number of instances of the same number should be zero

This appears to be nothing more than one of the nastier instances o
Excel's poor numerical implementation in older versions

However, in all instances, if B4:B6 has zero variance, so zer
standard deviation, then it's correlation with any other set o
values is undefined. Putting this another way, there's no such thin
as correlation between constants and random variables or betwee
different constants

J

#### Jerry W. Lewis

Per Help for CORREL and DEVSQ,
=CORREL(B4:B6,C4:C6)
is equivalent to
=COVAR(B4:B6,C4:C6) / ( SQRT(DEVSQ(B4:B6)/COUNT(B4:B6)) *
SQRT(DEVSQ(C4:C6)/COUNT(C4:C6)) )

=DEVSQ(B12:B14) is zero but =DEVSQ(B4:B6) is not zero, hence the
difference in CORREL results.

=DEVSQ(B4:B6) is not zero because =(B4-AVERAGE(B4:B6)) is not zero.

That can happen when all of the values are identical, because computer
math is done to finite precision. Imagine that you had a decimal
computer that carried only 4 figures in calculations. In that case,
SUM(0.4444,0.4444,0.4444) would be 1.333 since 1.3332 would require a
5th figure. Thus AVERAGE(0.4444,0.4444,0.4444) would be 0.4443 instead
of 0.4444 and hence (0.4444-AVERAGE(0.4444,0.4444,0.4444)) would not be
zero.

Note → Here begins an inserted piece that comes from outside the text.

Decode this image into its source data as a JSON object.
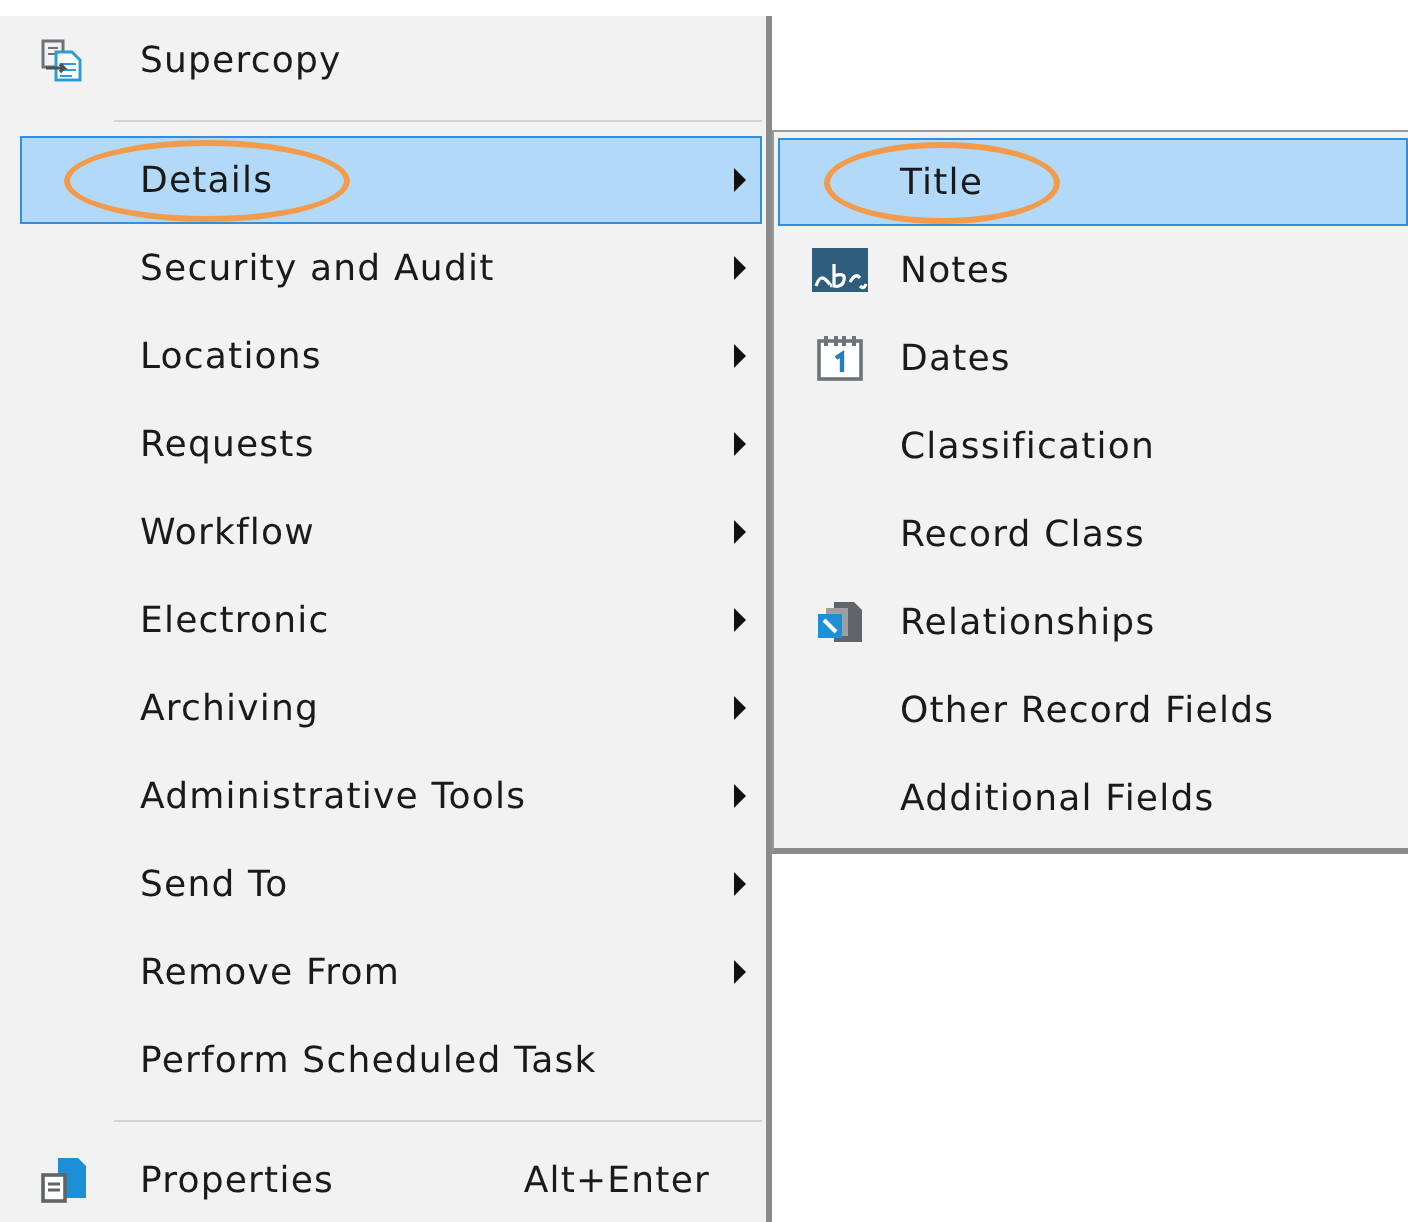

You are probably wondering how this is applicable, when your repeated
number is 1.9 since Excel advertises 15 digit precision. The reason is
that Excel (and almost all other general purpose hardware and software)
does binary math, not decimal math. Most decimal fractions (including
1.9) is a non-terminating binary fraction, just as 1/3 is a
non-terminating decimal fraction. The trailing bit pattern in the
binary approximation to 1.9 is such that there is lost information when
you add 3 copies of 1.9 (crossing 2 powers of 2) just as in my
hypothetical example. If you chase through the details of the IEEE 754
standard, you will find that =(B4-AVERAGE(B4:B6)) should equal
1/4503599627370496 which is 2.220446049250313080847263336181640625E-16.
Excel displays that difference as 2.22044604925031E-16, indicating that
it is performing the arithmetic correctly.

9.5 is exactly representable in binary (an integer plus a power of 2),
hence finite precision arithmetic matches the infinite precision
arithmetic that you would mentally do.

Jerry

J